The photo was likely stopped from reaching the public eye when Lincoln’s Secretary of War Edwin Stanton declared that all images of the dead president must remain private. The photo in question was handed down to Lincoln’s mother Nancy Hanks (and yes, she is a distant cousin of actor Tom Hanks!) It was passed down through the Hanks family until a cousin, Margaret Hanks, ended up with it in the 1980s.
Before she died in 1986, Hanks sold several artifacts to a Civil War buff named Larry Davis. Davis recalled seeing the small picture, which is kept in a hinged frame finished with velvet and brass, labeled with a Post-it note that read: “Cousin Abe.” Allegedly, Davis’ wife stole the picture from him and sold it to an Illinois dentist named Jerald Spolar.
What are the experts saying?
Whitny Braun, a California investigative researcher who has spent several years looking into the authenticity of the photo, first heard about it when she received a phone call from Spolar in 2020. When Braun saw the photo with her own eyes, she was shocked that a random dentist owned what could be one of the most valuable photographs of Lincoln ever taken.
Whitny Braun also sees clues hidden in the picture that could prove its authenticity. The subject’s right eye appears to be bulging, which is consistent with a gunshot wound to the head. Braun also noted the small scar on his lip, which was a confirmed feature of Lincoln’s.

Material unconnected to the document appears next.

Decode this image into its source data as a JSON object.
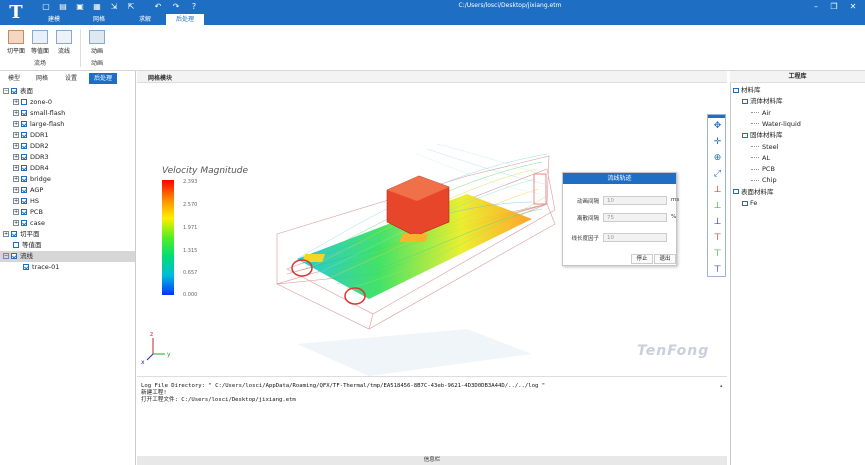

“My first thought was that it was too good to be true,” said Braun, who was featured in the documentary Undiscovered: The Lost Lincoln. Braun says she is “99 percent sure” that the photo is authentic, but several details have left other experts feeling skeptical.
The first interesting fact about the photograph is that is an ambrotype, a picture created using a glass negative on a dark background. But the ambrotype method was outdated by the 1860s, so why would a professional photographer like Ulke use such an old and inefficient method for a secret photo?
Is the man in the death photo really Lincoln?
Harold Holzer, who has intensely studied the 130 Lincoln photos in existence for his book The Lincoln Image: Abraham Lincoln and Popular Print, is not convinced the photo is real. “Not every man with a beard photographed after 1861 was Abraham Lincoln,” he said. “It’s going to take a lot for me to take this seriously. It doesn’t scan.”
In addition to the ambrotype theory, Holzer notes that the man in the photo is wearing a shirt when history has proven that Lincoln’s clothes were taken off him once he was brought to the boarding house in order to check for any other injuries.
Other details don’t seem to add up. The bed post on the left side of the image appears smooth, while the actual Lincoln deathbed in the boardinghouse is known to have rounded and grooved sides. Lincoln’s iconic facial features like his strong nose also seem to be missing from the photo in question.
Over the years other potential Lincoln death photos have been hinted at, including one stashed in a time capsule underneath the now-dismantled statue of Robert E. Lee in Richmond, Virginia. The time capsule dates back to the Civil War era and included bullets of the era, buttons, letters, and books.